55. Chandrashekar A, Liu J, Martinot AJ, et al. SARS-CoV-2 infection protects against rechallenge in rhesus macaques. Science 2020; 369:812–7.

Duration of SARS-CoV-2 Infectivity • cid 2020:XX (XX XXXX) • 7

Downloaded from https://academic.oup.com/cid/advance-article/doi/10.1093/cid/ciaa1249/5896916 by guest on 26 October 2020

56. Deng W, Bao L, Liu J, et al. Primary exposure to SARS-CoV-2 protects against reinfection in rhesus macaques. Science 2020; 369:818–23.

57. Amanat F, Stadlbauer D, Strohmeier S, et al. A serological assay to detect SARS- CoV-2 seroconversion in humans. Nat Med 2020; 26:1033–6.

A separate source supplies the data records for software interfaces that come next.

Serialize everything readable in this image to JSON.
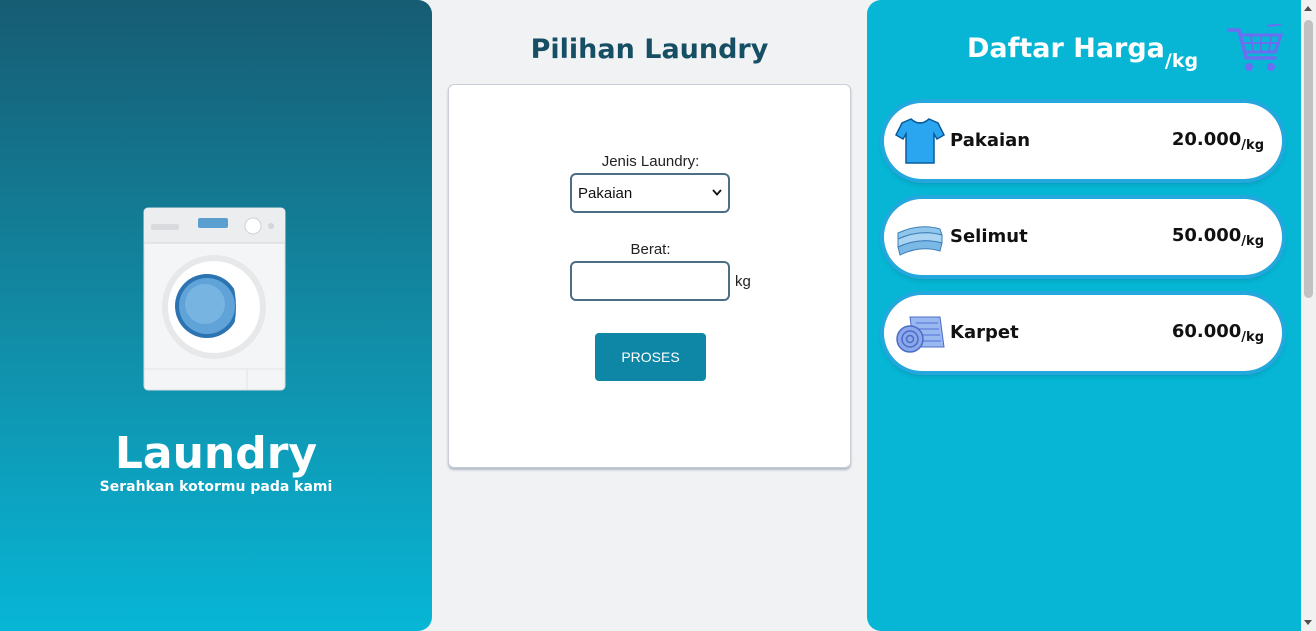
{
  "left": {
    "title": "Laundry",
    "subtitle": "Serahkan kotormu pada kami",
    "image_icon": "washing-machine-icon"
  },
  "form": {
    "heading": "Pilihan Laundry",
    "type_label": "Jenis Laundry:",
    "type_value": "Pakaian",
    "weight_label": "Berat:",
    "weight_value": "",
    "weight_unit": "kg",
    "submit_label": "PROSES"
  },
  "prices": {
    "title": "Daftar Harga",
    "title_unit": "/kg",
    "cart_icon": "cart-icon",
    "items": [
      {
        "name": "Pakaian",
        "price": "20.000",
        "unit": "/kg",
        "icon": "shirt-icon"
      },
      {
        "name": "Selimut",
        "price": "50.000",
        "unit": "/kg",
        "icon": "blanket-icon"
      },
      {
        "name": "Karpet",
        "price": "60.000",
        "unit": "/kg",
        "icon": "carpet-roll-icon"
      }
    ]
  },
  "colors": {
    "left_gradient_top": "#165c73",
    "left_gradient_bottom": "#07b6d6",
    "right_panel": "#06b6d4",
    "heading": "#164e63",
    "button": "#0e87a6",
    "pill_border": "#23a7dc",
    "cart": "#6a6ef0"
  }
}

58. Thevarajan I, Nguyen THO, Koutsakos M, et al. Breadth of concomitant immune responses prior to patient recovery: a case report of non-severe COVID-19. Nat Med 2020; 26:453–5.

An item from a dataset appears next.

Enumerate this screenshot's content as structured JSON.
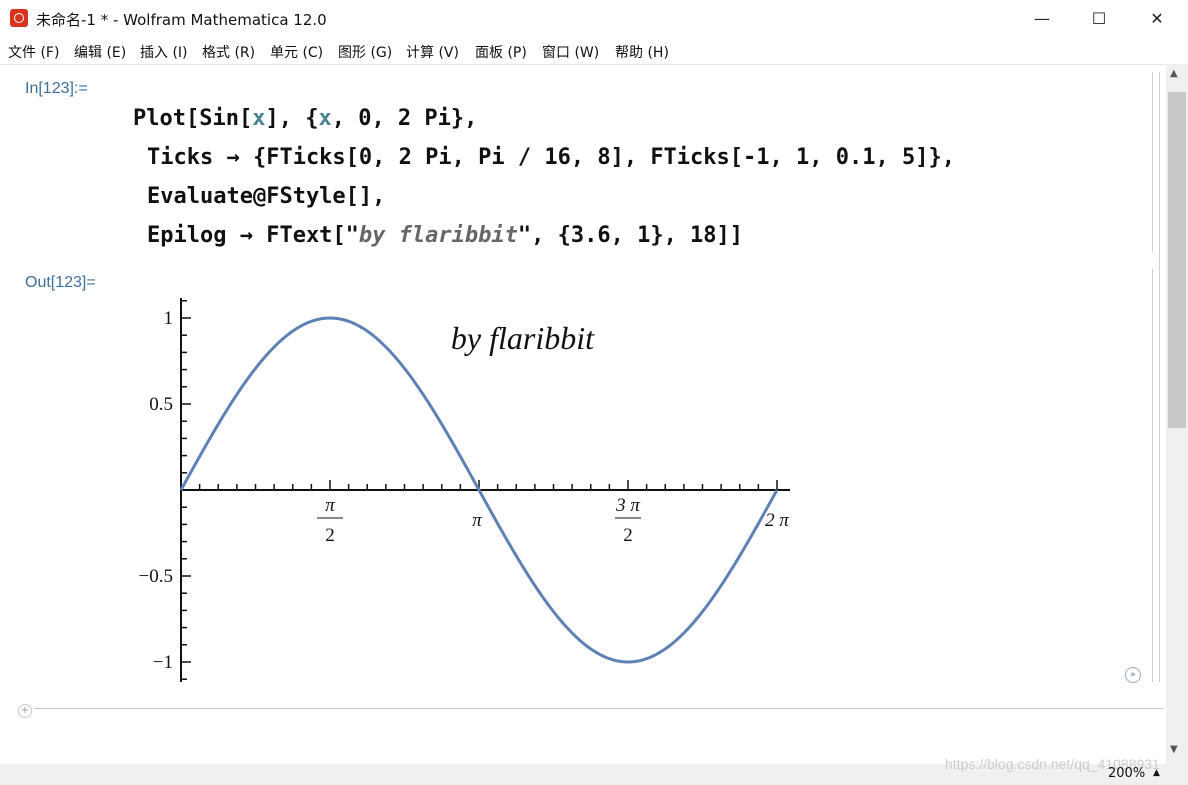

59. Wu F, Wang A, Liu M, et al. Neutralizing antibody responses to SARS-CoV-2 in a COVID- 19 recovered patient cohort and their implications. MedRxivv [Preprint]. July 11, 2020.

60. Wang X, Guo X, Xin Q, et al. Neutralizing antibodies responses to SARS-CoV-2 in COVID-19 inpatients and convalescent patients [manuscript published online ahead of print 4 June 2020]. Clin Infect Dis 2020; ciaa721.

61. Long QX, Tang XJ, Shi QL, et al. Clinical and immunological assessment of asymptomatic SARS-CoV-2 infections. Nat Med 2020; 26:1200–4.

62. Ibarrondo FJ, Fulcher JA, Goodman-Meza D, et al. Rapid decay of anti-SARs- CoV-2 antibodies in persons with mild Covid-19. New Engl J Med 2020; NEJMc2025179.

63. World Health Organization. Clinical management of COVID-19 (Interim Guidance), published May 27, 2020.

64. Centers for Disease Control and Prevention: Discontinuation of Transmission- Based Precautions and Disposition of Patients with COVID-19 in Healthcare Settings (Interim Guidance): Updated August 10, 2020. Available at: https://www. cdc.gov/coronavirus/2019-ncov/hcp/disposition-hospitalized-patients.html. Accessed 14 August 2020.

8 • cid 2020:XX (XX XXXX) • Rhee et al

Downloaded from https://academic.oup.com/cid/advance-article/doi/10.1093/cid/ciaa1249/5896916 by guest on 26 October 2020

Leave a Reply

Fill in your details below or click an icon to log in:

WordPress.com Logo

You are commenting using your WordPress.com account. Log Out /  Change )

Google photo

You are commenting using your Google account. Log Out /  Change )

Twitter picture

You are commenting using your Twitter account. Log Out /  Change )

Facebook photo

You are commenting using your Facebook account. Log Out /  Change )

Connecting to %s

%d bloggers like this: